A press conference was held by those who have been demanding justice for Idd since last December and who disagreed with the decision to let the killers of Idd go free. Idd according to police, had an affidavit issued for his arrest because he had been selling firearms illegally.
Police had sought to set the victim up by having a confidential informant attempt to purchase a MAC-10 semi-automatic weapon from him. Police nor the BCA revealed if the weapon was found in Idd’s car. No guns were found at his parents’ residence where he was living at the time. Law enforcement have not indicated either before Idd was killed or afterward that he had a history of violence.
Police said they ordered Idd to halt after approaching him, but he tried to escape in his vehicle. This narrative does not appear to match the video that police released not long after the shooting, which appeared to show the victim totally blocked in by police with no path for flight.
Upon seeing the video, Reid Rossell, a glass expert who has worked with glass for over 40 years, took to social media to explain that “the body-cam video doesn’t prove what they say it proves. Car glass is tempered. It is molded and heat-treated to create tremendous inner force and pressure, over 10,000 psi. Any projectile damage coming from outside or inside causes the glass to expand and explode outside the radius of the curve. Outside the car.”
In other words, the glass falling outside the car did not conclusively prove that it was from a weapon fired by Idd from inside the car. It could have been glass falling as a result of the police firing into the vehicle.
“We are standing in front of the Governor’s Mansion because we want the attorney general to take over this case or have the governor appoint a special prosecutor,” said Jaylani Hussein, executive director of CAIR Minnesota. “The justice system in this country is broken and until we change it we will continue to suffer these injustices.”
Bayle Gelle, Idd’s father, said at the press conference that he would continue to press for justice for his son. He and his family immigrated to this country from Somalia.

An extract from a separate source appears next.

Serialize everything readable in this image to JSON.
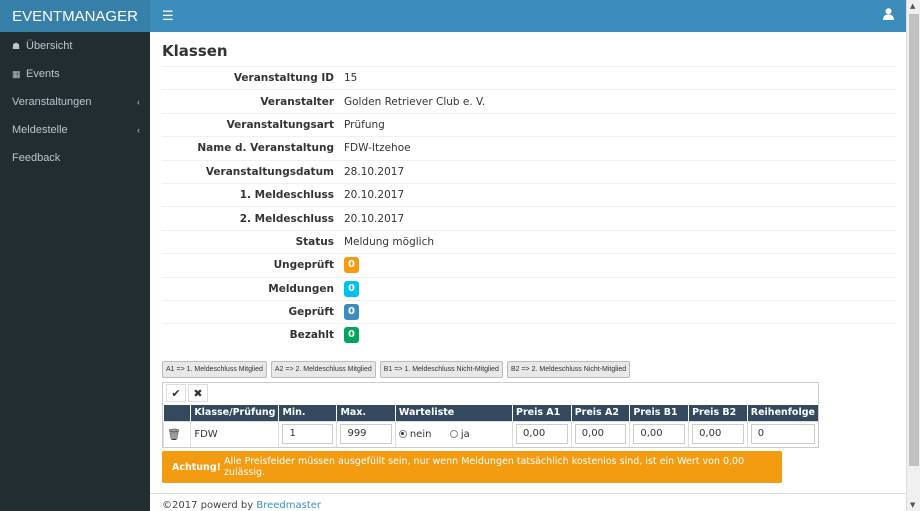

Gelle said that he knows his son well and does not believe that his son would have shot at police. He also said that there was never any real evidence proving his son shot at police but only the video in which the police told people what they were seeing.
Concerned citizen and justice advocate Toussaint Morrison in his remarks pointed out that White suspects who have either attacked or shot at police or committed heinous crimes are taken into custody without incident, but Black suspects are shot on the spot. He called the police who shot Idd, “cowboys” and “vigilantes” and labeled the BCA “the bureau of cop apologists.”
Morrison said at one of the many community protests that “regardless of what you think about what [Idd has] done in the past or who he is, just give him his day in court, because right now, what you’re seeing is the MPD acting as the judge, jury, and executioner.”
“The cops, in this case, acted like cowboys and put the public in danger when they shot and killed Idd at a crowded gas station in Minneapolis,” said Nekima Levy–Armstrong activist and civil rights lawyer. She said they not only killed Idd, but police later terrorized the victim’s family by coming to their home late in the night and handcuffing most of the family while searching the home, destroying property in the process.